'''

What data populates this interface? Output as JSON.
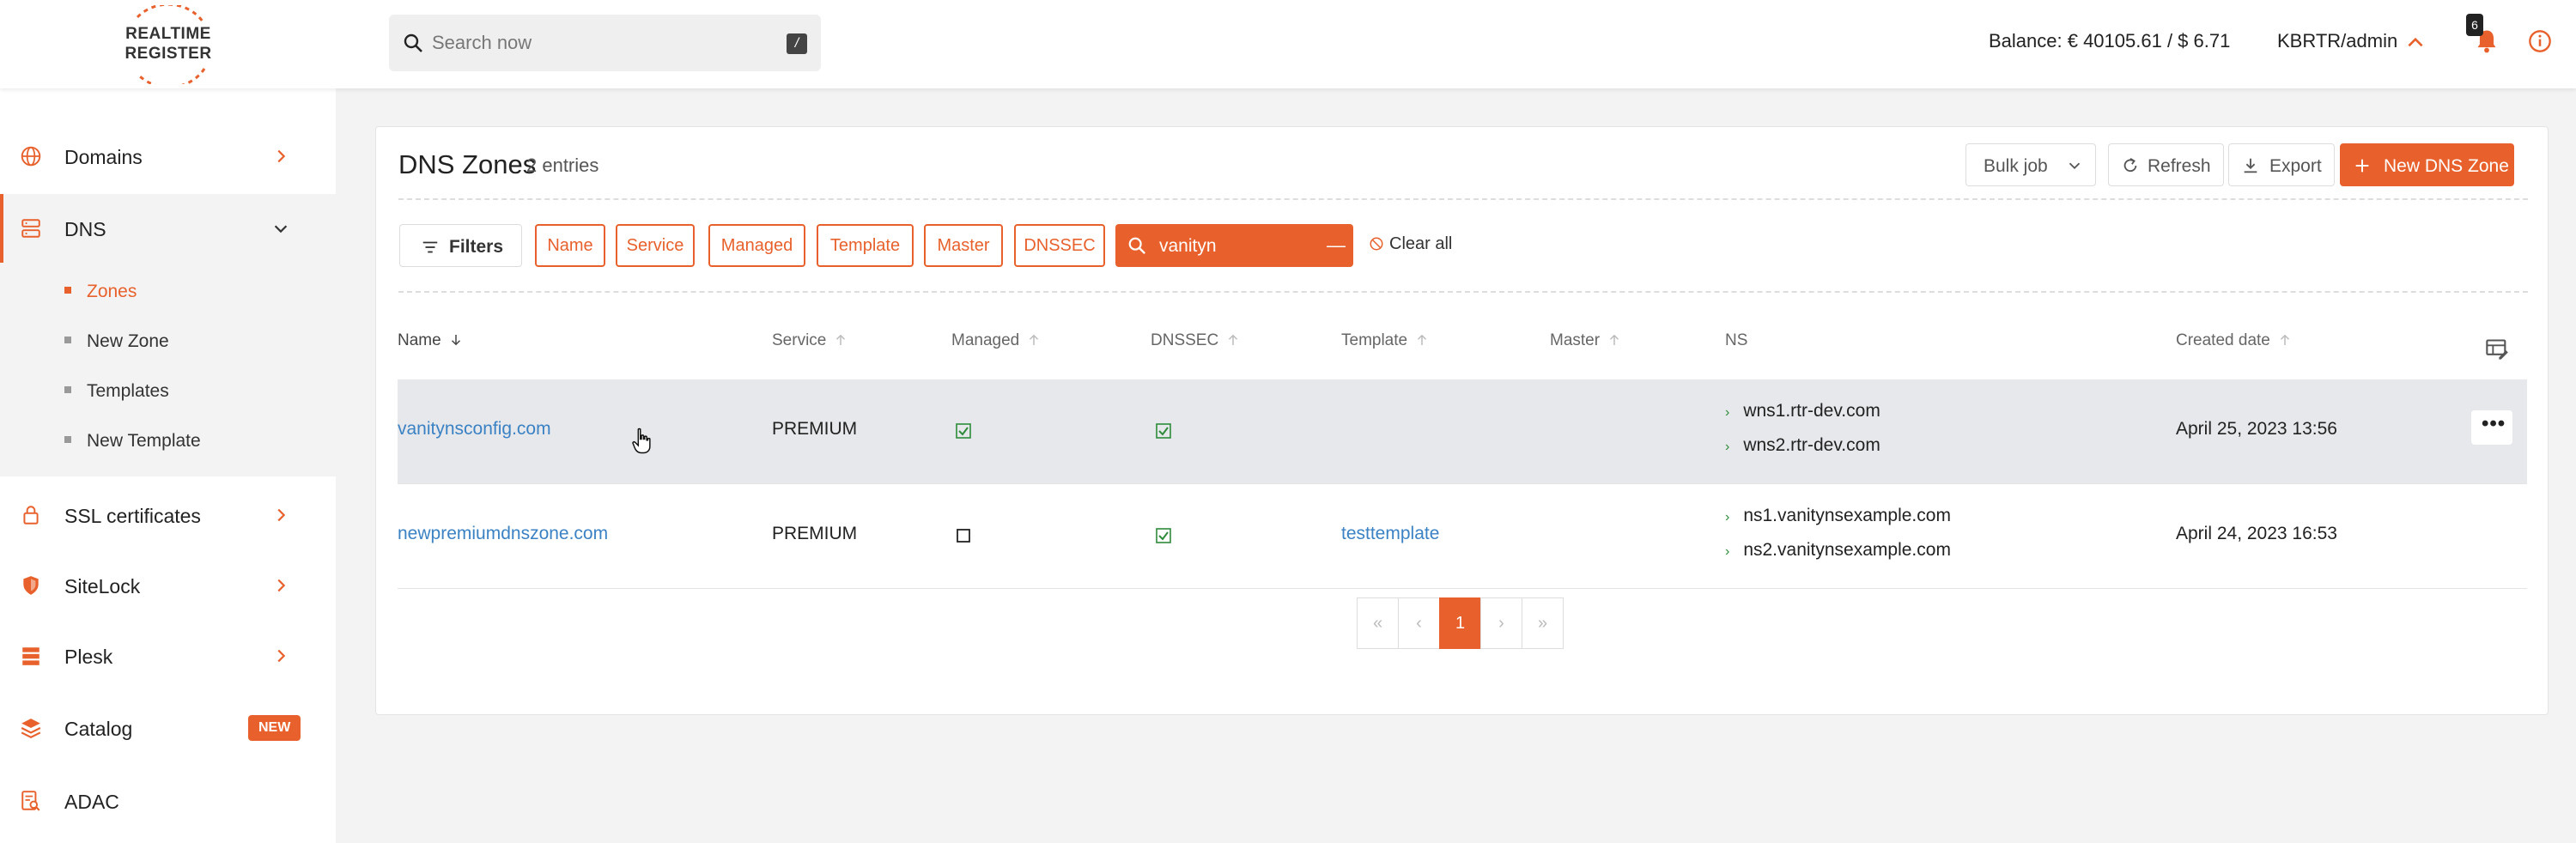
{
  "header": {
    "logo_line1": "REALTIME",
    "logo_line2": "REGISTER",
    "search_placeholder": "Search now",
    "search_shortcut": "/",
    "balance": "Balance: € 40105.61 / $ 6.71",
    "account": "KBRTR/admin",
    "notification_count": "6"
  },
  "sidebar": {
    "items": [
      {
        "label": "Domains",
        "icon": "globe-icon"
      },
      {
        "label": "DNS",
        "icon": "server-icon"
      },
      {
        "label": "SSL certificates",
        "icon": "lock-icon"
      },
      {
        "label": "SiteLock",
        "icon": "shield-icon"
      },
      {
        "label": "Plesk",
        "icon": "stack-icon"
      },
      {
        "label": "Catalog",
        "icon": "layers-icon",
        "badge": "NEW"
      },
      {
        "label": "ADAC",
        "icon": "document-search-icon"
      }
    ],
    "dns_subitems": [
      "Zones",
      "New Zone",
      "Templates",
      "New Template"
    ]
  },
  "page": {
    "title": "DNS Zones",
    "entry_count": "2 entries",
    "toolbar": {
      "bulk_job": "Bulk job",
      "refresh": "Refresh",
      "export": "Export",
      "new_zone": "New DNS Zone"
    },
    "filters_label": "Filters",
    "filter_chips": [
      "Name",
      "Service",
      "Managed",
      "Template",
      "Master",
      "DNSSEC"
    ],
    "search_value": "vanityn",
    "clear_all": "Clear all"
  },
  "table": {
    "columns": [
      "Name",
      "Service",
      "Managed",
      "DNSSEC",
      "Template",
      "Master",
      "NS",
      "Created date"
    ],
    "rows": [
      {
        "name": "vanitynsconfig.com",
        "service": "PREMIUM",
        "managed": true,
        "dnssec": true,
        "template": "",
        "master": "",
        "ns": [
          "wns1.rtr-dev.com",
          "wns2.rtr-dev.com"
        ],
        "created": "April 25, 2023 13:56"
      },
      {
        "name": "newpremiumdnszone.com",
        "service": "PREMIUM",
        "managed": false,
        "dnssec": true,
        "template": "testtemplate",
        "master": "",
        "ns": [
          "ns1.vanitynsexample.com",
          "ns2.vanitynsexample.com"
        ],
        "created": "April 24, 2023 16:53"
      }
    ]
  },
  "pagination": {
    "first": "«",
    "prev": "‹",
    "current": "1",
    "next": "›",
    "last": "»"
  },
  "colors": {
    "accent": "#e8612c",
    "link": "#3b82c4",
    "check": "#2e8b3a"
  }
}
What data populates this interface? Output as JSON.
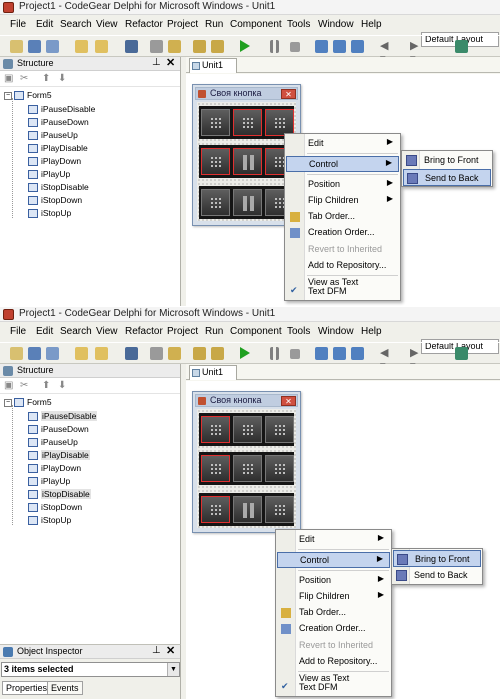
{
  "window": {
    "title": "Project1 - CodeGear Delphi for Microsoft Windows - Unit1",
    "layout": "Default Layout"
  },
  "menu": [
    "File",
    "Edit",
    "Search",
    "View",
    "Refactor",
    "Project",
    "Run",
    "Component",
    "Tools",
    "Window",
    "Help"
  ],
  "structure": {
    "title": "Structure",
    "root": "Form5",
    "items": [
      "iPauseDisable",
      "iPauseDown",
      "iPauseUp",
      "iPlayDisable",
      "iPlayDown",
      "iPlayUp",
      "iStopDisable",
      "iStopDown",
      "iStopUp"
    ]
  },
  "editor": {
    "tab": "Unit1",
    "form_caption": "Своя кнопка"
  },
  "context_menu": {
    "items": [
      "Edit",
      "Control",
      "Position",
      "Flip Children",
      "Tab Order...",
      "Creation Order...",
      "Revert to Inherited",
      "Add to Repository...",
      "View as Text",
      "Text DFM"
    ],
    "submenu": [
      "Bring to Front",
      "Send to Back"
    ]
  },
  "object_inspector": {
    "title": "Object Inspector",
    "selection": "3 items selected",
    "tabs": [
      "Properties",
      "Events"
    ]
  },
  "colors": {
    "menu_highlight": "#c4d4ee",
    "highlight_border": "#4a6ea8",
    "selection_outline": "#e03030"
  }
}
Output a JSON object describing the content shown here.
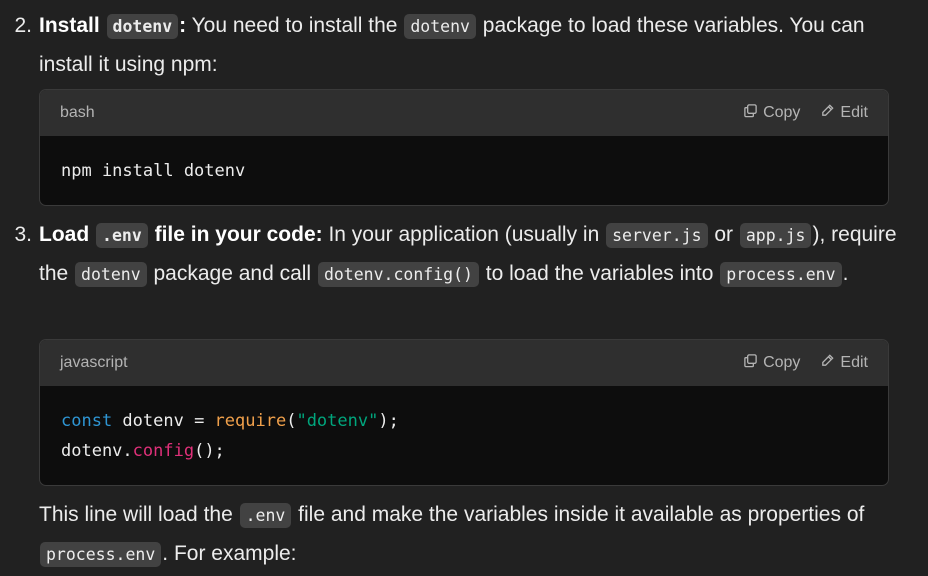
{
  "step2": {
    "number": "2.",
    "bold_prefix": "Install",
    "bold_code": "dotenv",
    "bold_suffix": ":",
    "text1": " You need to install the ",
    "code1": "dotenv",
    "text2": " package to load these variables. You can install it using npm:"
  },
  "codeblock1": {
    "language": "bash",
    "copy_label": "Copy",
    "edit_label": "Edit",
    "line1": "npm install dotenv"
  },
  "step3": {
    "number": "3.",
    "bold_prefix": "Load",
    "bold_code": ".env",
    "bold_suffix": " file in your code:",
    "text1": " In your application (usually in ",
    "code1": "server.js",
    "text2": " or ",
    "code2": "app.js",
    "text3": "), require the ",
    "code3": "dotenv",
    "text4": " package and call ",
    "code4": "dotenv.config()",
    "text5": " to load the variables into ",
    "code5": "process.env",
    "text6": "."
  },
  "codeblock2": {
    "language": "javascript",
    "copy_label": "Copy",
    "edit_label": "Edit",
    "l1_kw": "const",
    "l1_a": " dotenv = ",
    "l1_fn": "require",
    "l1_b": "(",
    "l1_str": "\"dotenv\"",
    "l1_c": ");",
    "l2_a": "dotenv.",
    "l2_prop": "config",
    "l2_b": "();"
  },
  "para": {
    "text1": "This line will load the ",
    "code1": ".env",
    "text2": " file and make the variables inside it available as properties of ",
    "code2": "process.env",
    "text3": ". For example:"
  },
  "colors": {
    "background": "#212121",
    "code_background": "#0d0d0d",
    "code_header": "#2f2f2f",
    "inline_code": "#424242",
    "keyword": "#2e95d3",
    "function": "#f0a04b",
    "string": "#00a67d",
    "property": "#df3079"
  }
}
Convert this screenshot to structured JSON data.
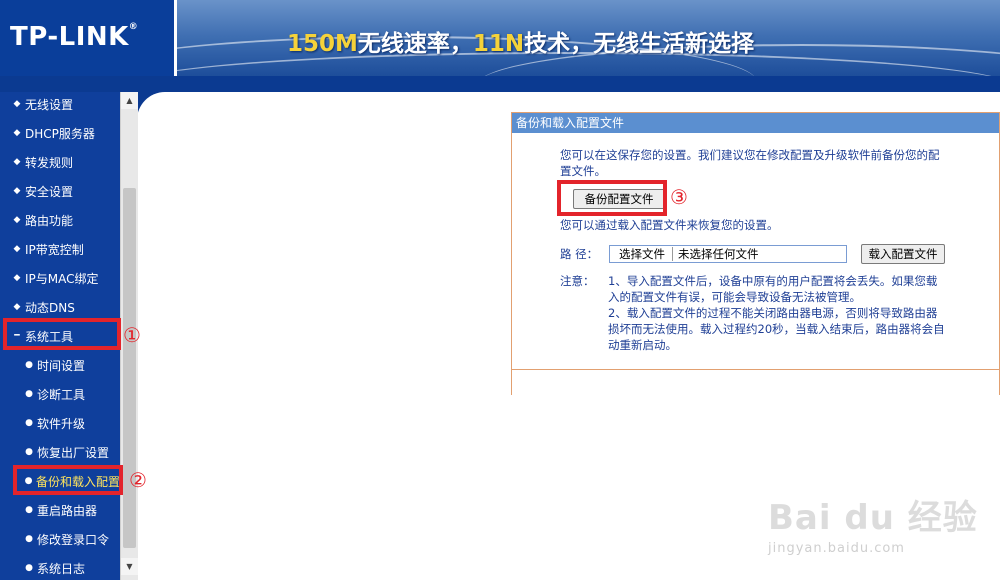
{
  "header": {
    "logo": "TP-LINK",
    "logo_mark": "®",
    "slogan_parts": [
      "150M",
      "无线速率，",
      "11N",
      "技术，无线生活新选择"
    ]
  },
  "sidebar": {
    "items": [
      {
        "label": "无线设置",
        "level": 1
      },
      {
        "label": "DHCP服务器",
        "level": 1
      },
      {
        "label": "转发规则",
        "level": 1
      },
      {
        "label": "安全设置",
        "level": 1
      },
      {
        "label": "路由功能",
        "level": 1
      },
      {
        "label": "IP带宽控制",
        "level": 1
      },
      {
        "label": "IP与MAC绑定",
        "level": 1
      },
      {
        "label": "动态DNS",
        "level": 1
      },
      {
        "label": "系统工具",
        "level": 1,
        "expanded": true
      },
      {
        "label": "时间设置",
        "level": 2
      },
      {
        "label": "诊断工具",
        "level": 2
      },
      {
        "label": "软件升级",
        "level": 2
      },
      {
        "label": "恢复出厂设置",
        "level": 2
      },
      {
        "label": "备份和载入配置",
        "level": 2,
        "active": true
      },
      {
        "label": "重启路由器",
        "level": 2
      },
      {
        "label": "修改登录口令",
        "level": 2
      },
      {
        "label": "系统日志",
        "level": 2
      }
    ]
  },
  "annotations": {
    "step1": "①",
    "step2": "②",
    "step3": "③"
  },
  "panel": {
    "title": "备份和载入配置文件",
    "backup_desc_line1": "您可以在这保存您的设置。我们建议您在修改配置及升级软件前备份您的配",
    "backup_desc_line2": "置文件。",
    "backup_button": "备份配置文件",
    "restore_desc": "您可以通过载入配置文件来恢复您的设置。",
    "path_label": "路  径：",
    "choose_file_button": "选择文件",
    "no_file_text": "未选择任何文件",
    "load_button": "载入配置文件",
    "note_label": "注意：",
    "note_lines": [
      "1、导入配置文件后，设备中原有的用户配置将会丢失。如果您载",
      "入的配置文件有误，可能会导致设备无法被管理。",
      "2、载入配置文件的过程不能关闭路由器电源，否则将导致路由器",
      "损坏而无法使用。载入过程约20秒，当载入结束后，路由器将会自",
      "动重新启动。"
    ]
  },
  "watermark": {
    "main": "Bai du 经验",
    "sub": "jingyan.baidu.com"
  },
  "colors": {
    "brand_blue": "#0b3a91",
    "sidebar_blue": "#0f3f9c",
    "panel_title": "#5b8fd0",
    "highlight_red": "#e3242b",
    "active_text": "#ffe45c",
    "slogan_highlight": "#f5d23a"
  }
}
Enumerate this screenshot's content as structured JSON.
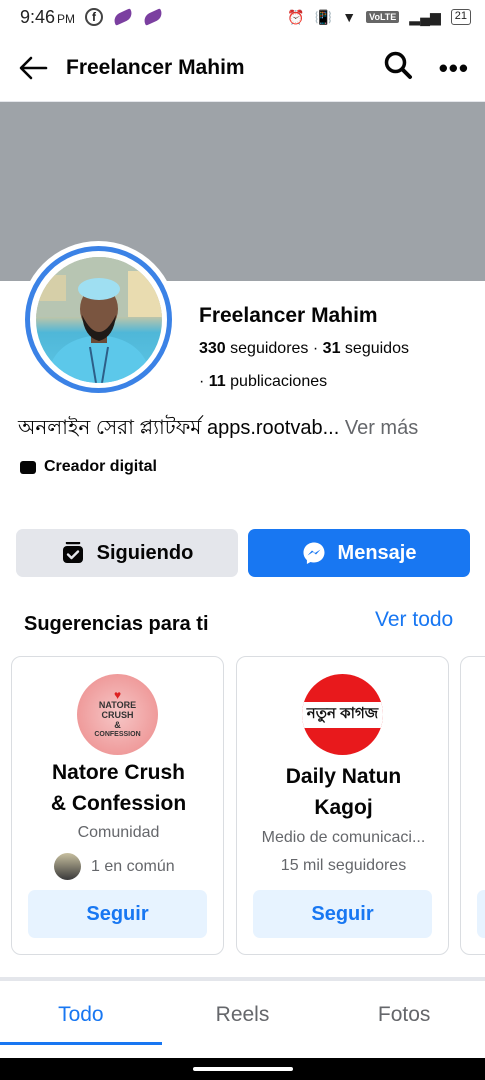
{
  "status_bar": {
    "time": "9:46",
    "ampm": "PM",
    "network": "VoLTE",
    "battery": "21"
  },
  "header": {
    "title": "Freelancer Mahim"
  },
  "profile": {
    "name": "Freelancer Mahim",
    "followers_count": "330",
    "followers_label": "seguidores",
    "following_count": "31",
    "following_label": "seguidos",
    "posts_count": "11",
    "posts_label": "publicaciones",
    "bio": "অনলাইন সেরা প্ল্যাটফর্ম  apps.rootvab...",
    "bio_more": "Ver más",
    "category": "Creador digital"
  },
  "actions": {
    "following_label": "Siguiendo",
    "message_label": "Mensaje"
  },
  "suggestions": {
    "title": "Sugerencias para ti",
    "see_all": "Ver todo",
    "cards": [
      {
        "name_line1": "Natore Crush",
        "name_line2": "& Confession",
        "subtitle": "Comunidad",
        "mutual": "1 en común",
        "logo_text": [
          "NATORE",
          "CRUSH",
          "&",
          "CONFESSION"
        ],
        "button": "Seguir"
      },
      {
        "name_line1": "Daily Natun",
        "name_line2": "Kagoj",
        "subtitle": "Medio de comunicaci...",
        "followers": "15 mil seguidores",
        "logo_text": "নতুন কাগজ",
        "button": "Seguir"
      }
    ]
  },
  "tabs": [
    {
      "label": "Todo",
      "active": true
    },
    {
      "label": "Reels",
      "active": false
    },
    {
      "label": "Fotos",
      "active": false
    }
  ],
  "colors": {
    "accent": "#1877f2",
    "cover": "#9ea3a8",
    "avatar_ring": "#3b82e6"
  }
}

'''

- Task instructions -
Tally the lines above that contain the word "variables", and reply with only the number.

- Finished exercise -
3